Publication TypeConference Paper
Year of Publication2005
AuthorsMagara, E.
Secondary TitleMuseums and the Web 2005: Proceedings
Conference Start DateApril 13 - April
PublisherArchives & Museum Informatics
Place PublishedVancouver, British Columbia, Canada
EditorTrant, J., & Bearman D.
Keywordscommunity indigenous knowledge, cultural heritage, digitization requirements, indigenous knowledge, indigenous knowledge systems, preservation of indigenous knowledge, strategies for digitization
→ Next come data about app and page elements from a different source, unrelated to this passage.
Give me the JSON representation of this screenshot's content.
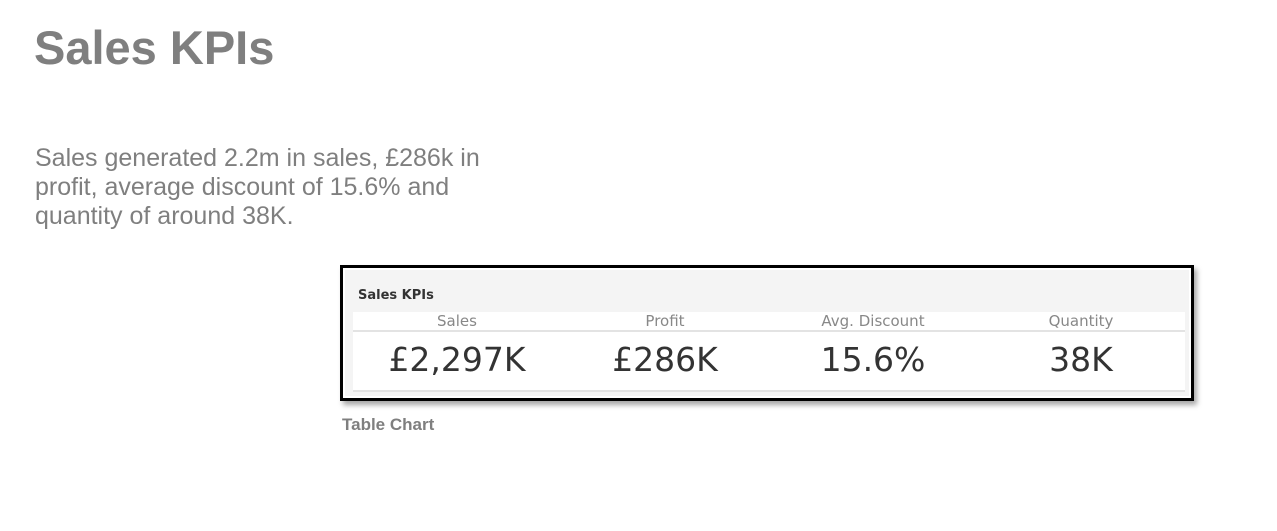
{
  "page": {
    "title": "Sales KPIs",
    "summary": "Sales generated 2.2m in sales, £286k in profit, average discount of 15.6% and quantity of around 38K.",
    "text_color": "#7f7f7f"
  },
  "figure": {
    "widget_title": "Sales KPIs",
    "caption": "Table Chart",
    "border_color": "#000000"
  },
  "chart_data": {
    "type": "table",
    "title": "Sales KPIs",
    "columns": [
      "Sales",
      "Profit",
      "Avg. Discount",
      "Quantity"
    ],
    "rows": [
      [
        "£2,297K",
        "£286K",
        "15.6%",
        "38K"
      ]
    ]
  }
}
Ugandans aspire for positive cultural values for the promotion of socio-economic development and equal opportunities for all -- a heritage that is free of negative cultural values, practices and traditions. However, the major constraint of developing countries has been the absence of community-based information systems to enable local people to contribute to decision-making, planning and management. While technological advancement constitutes a vital component of economic development, there is a conspicuous and persistent lack of indigenous knowledge (IK) technological advancement and a greater dependency on exogenous technologies. A qualitative research design team collected data from various IK communities and institutions that were selected purposively. Interviews, observations, and document analysis were the main forms of data collection. IK experts, knowledgeable and skilled personnel, and community leaders, among others, were selected. Data was analyzed and presented according to the main objectives and themes of the study. It was observed that there is hardly any system of recording, documenting, preserving and safeguarding documentary heritage, or of democratizing access and raising awareness of its significance to the achievement of community objectives. This paper attempts to establish the documented IK, the content, form and attributes of records kept about IK; assesses the digitization requirements; and propose strategies for its digitization in Uganda. This strategy would provide direction to various stakeholders towards the digitization process. A co-ordinating unit in the country, with appropriate management structures in place to set guidelines and carry out marketing and awareness strategy, is a priority for the appropriate digitization of IK in Uganda.